PROBLEM TO SOLVE: Only lines containing the string "shortcut" belong in the answer; find them in the records and copy them.

Dataset records:
= Beginning of Section =

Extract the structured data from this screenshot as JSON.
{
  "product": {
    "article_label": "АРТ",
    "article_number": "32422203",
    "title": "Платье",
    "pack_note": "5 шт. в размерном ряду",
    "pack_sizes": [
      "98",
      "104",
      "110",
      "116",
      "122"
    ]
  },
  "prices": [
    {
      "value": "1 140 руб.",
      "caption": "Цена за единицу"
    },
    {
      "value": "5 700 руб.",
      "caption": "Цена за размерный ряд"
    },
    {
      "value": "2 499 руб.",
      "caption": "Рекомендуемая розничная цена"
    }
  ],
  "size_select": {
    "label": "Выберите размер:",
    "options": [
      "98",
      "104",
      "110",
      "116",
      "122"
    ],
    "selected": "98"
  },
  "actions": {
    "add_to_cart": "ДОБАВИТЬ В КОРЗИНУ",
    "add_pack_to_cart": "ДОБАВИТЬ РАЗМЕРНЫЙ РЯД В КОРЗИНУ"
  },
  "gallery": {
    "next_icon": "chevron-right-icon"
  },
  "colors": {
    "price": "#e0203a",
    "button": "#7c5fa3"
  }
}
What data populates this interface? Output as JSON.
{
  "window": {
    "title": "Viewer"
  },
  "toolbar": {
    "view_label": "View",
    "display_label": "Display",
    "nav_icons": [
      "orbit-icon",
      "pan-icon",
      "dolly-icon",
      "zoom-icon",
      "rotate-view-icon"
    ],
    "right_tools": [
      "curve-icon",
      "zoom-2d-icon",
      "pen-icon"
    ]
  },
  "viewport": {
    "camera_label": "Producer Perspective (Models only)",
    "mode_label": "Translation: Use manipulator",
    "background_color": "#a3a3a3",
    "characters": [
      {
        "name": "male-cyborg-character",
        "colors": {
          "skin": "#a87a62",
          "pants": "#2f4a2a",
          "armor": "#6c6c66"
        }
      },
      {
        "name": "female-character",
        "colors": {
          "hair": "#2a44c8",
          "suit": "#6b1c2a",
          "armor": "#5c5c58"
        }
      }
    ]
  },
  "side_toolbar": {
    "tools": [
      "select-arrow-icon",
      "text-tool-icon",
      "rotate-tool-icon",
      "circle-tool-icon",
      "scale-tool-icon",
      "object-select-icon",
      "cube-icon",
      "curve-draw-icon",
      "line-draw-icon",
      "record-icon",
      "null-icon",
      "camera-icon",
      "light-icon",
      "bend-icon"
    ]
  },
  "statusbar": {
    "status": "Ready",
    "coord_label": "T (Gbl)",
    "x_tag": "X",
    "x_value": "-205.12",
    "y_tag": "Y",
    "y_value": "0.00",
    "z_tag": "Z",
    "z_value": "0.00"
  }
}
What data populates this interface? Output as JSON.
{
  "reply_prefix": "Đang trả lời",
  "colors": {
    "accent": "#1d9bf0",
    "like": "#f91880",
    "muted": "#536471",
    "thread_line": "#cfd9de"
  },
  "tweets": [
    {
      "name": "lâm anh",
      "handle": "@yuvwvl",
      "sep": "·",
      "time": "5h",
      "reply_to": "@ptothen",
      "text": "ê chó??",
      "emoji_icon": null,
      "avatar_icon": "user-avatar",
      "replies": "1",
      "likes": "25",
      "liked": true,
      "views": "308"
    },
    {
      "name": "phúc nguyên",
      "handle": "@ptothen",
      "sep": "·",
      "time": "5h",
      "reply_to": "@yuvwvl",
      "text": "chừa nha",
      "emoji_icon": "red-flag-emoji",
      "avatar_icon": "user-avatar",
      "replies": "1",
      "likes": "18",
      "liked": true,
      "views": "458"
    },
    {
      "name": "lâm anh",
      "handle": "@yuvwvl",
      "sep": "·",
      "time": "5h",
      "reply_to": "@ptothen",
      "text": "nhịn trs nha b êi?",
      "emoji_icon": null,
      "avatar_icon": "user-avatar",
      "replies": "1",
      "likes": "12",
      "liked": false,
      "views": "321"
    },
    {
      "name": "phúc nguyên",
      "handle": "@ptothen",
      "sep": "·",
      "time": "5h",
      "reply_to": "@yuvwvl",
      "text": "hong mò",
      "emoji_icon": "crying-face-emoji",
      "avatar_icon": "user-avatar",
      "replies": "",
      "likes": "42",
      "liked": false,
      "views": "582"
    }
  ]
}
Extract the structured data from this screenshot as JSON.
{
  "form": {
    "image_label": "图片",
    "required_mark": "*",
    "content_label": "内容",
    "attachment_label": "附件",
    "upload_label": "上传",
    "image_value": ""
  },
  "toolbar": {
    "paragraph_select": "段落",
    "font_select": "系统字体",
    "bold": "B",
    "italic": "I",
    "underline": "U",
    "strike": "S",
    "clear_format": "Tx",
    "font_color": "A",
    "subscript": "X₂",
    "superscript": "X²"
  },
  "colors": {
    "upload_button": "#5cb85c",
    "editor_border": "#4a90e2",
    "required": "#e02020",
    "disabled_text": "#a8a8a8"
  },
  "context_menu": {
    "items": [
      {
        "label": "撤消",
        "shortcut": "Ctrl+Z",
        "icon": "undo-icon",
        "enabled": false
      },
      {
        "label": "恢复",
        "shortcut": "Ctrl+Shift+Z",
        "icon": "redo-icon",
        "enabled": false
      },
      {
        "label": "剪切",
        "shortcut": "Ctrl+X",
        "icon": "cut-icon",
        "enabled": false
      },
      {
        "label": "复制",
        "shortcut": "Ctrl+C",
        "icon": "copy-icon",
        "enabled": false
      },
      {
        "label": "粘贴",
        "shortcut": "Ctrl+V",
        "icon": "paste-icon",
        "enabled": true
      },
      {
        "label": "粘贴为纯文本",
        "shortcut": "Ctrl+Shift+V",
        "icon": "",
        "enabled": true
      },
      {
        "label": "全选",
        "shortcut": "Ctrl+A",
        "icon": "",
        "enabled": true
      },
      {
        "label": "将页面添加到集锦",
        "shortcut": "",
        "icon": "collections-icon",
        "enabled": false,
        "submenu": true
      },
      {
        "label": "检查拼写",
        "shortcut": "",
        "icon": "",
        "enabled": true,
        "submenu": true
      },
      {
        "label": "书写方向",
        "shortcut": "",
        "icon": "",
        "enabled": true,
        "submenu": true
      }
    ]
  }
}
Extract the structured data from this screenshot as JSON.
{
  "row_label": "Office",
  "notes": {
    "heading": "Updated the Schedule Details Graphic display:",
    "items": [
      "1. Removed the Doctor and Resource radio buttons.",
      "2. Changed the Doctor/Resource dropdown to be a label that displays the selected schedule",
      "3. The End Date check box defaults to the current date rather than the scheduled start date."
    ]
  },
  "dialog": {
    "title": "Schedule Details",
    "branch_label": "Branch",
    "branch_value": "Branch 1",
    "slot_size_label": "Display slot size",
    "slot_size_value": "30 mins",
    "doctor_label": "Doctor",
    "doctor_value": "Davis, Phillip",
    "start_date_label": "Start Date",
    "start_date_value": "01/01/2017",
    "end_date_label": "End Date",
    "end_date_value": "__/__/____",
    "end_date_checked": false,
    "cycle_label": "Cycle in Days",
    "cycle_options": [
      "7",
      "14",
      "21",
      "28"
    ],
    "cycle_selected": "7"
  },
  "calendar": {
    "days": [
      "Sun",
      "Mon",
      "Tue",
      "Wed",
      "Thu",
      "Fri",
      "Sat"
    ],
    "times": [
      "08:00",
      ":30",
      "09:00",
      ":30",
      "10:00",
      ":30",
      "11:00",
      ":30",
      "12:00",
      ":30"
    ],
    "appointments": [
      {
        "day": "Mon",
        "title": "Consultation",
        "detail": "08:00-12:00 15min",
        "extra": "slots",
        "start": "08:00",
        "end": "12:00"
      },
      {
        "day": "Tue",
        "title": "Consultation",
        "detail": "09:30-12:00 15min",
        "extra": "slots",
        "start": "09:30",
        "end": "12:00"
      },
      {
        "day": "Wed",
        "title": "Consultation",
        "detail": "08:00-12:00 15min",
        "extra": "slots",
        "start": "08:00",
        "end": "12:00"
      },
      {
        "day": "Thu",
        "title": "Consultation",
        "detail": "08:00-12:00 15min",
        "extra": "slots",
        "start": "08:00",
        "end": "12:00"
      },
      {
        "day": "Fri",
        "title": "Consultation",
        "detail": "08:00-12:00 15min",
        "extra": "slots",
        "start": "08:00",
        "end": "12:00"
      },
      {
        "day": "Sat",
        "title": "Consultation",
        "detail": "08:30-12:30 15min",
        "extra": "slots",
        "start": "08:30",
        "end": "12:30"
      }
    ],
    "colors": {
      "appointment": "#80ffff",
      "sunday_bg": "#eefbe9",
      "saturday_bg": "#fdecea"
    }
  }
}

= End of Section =

THE ANSWER:
        "shortcut": "Ctrl+Z",
        "shortcut": "Ctrl+Shift+Z",
        "shortcut": "Ctrl+X",
        "shortcut": "Ctrl+C",
        "shortcut": "Ctrl+V",
        "shortcut": "Ctrl+Shift+V",
        "shortcut": "Ctrl+A",
        "shortcut": "",
        "shortcut": "",
        "shortcut": "",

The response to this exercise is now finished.